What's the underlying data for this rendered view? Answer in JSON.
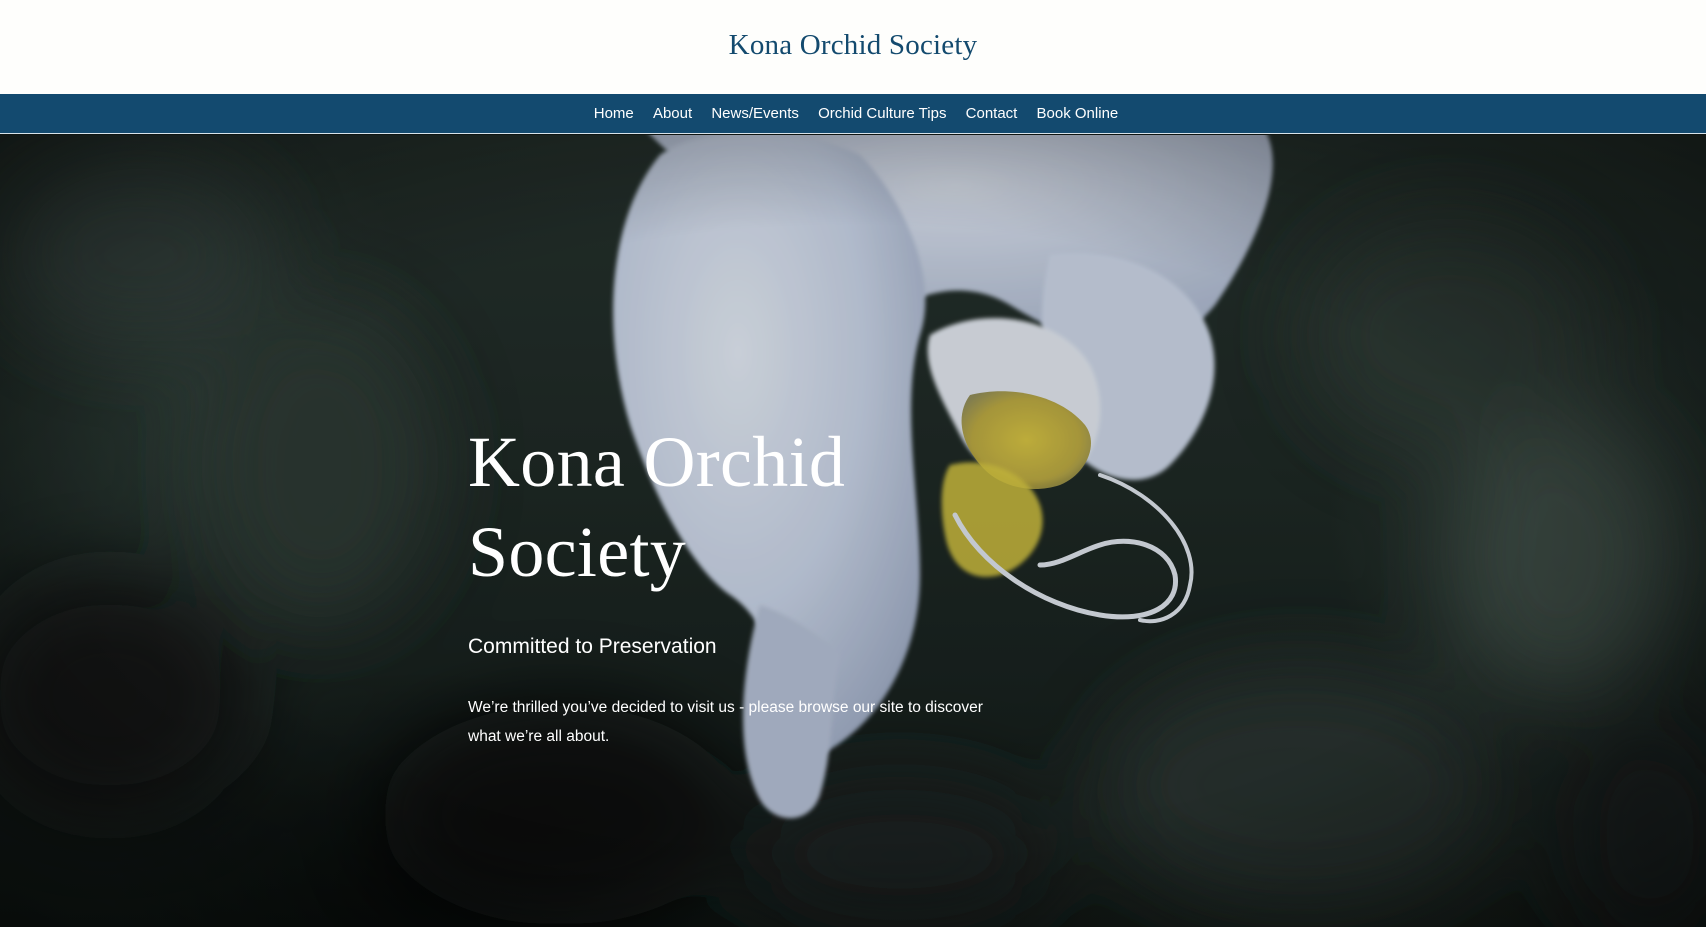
{
  "header": {
    "site_title": "Kona Orchid Society"
  },
  "nav": {
    "items": [
      {
        "label": "Home"
      },
      {
        "label": "About"
      },
      {
        "label": "News/Events"
      },
      {
        "label": "Orchid Culture Tips"
      },
      {
        "label": "Contact"
      },
      {
        "label": "Book Online"
      }
    ]
  },
  "hero": {
    "title_line1": "Kona Orchid",
    "title_line2": "Society",
    "subtitle": "Committed to Preservation",
    "text": "We’re thrilled you’ve decided to visit us - please browse our site to discover what we’re all about.",
    "image": "white-orchid-flower-photo"
  },
  "colors": {
    "header_bg": "#fefefc",
    "brand_blue": "#134a6f",
    "hero_text": "#ffffff"
  }
}
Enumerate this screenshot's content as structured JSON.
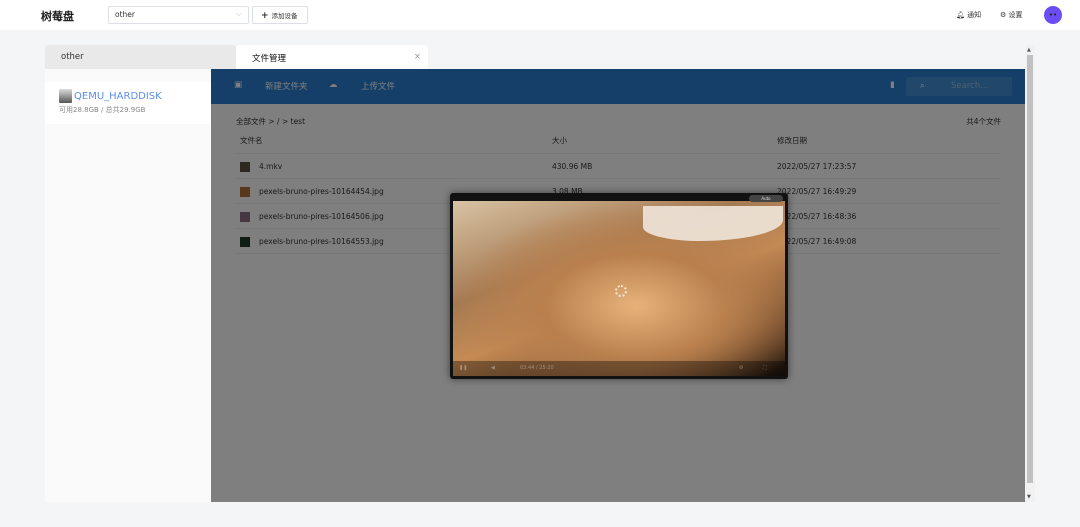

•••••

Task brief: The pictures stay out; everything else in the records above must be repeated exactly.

Result:
What's the underlying data for this rendered view? Answer in JSON.
{
  "header": {
    "site_title": "Kona Orchid Society"
  },
  "nav": {
    "items": [
      {
        "label": "Home"
      },
      {
        "label": "About"
      },
      {
        "label": "News/Events"
      },
      {
        "label": "Orchid Culture Tips"
      },
      {
        "label": "Contact"
      },
      {
        "label": "Book Online"
      }
    ]
  },
  "hero": {
    "title_line1": "Kona Orchid",
    "title_line2": "Society",
    "subtitle": "Committed to Preservation",
    "text": "We’re thrilled you’ve decided to visit us - please browse our site to discover what we’re all about.",
    "image": "white-orchid-flower-photo"
  },
  "colors": {
    "header_bg": "#fefefc",
    "brand_blue": "#134a6f",
    "hero_text": "#ffffff"
  }
}
Enumerate this screenshot's content as structured JSON.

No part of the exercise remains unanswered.